Shrubs and grasses also increased, but the overall quality of the grassland over the period has significantly decreased. Overgrazing had already become a serious problem by the late 1990s. Now the best-quality lowland grassland, where wild grasses once rose above the knee, has been grazed to the ground. Moving sand has been activated as the lowland water table has fallen. The percentage of land covered by moving sand, a measure of overall land condition, at 50%, however, has remained about the same as in the 1980s. Decades of effort towards ecological improvement seem to have improved neither the quality of the grasslands nor the larger ecosystem.
My optimism about the post-Mao environmental future has been replaced with grave concern as I came to an ironic realization: Post-Mao ecological policy has followed the same logic as Mao’s war against nature: that of human domination and control of nature. Land improvement programs set out to make new productive lands instead of recovering the grassland ecosystem that once was. The result has been counter-productive, and the failure prompted the launch of controversial “ecological migration” programs, moving people off seriously degraded grassland, in 2000.
But are the Mongols better off? Economically, many are. But at what cost? Bailaji, a Mongol farmer who first adopted irrigation techniques in the 1980s, spoke about his dilemma:
Farming is very hard. But if we go back to the grazing life of the past, I would not be used to its low standard of living any more. I am used to farming now—I have become an experienced farmer.
Bailaji was happy that his son entered a college in the regional capital of Baotou and does not have to live on the grassland. In the last few years, as coal and gas resources have been opened in the Ordos, rural out-migration and urban expansion have drawn more Mongols away from the grassland. For those who remain, the grassland, the material base for Mongolian pastoral traditions and culture, has changed forever.
In considering the future of Mongolian society on the Ordos, I am reminded of Bill Moyers, “Spirit and Nature,” which explored the world’s spiritual traditions and their views on nature. A Native American elder recalled a time when developers came to her land and promised prosperity if they would allow a ski resort to be built on their sacred mountain. “Prosperity of a different value,” she said, referring to the pursuit of profit at the expense of cultural values.
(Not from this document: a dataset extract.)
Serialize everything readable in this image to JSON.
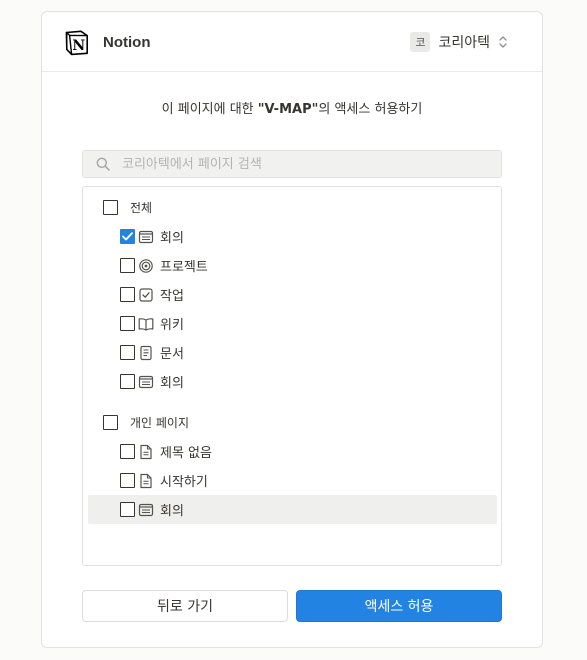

That is what the Ordos Mongols have now—development of a different value, one that has disregarded both the history and future of Mongolian culture. Mongols are caught in between: As they aspire to a better material life, they see their traditional culture eroding away. Will they be given the time to pause and consider what their options are, and the opportunity to decide what they want for their own future?
Among China’s minority regions, Inner Mongolia has followed the central government more closely. If Mongols have been a “model” minority for the Party, then their land and cultural losses may signify what other minority groups will experience if current central policies remain in place.
Dr. Hong Jiang is an associate professor of geography at University of Hawai’I Manoa. She received her PhD in 1997 from Clark University in Massachusetts. Her research focuses on minority peoples and resource use in China, ideas of nature in Chinese thought, and environmental ideology and politics. Her work has been published in Science, The Geographical Review, The Annals of Association of American Geographers, and Human Ecology. This article follows her presentation at “Where Have All the Yaks Gone?” a two-day conference at Trace Foundation on rangeland policy and environmental degradation in China.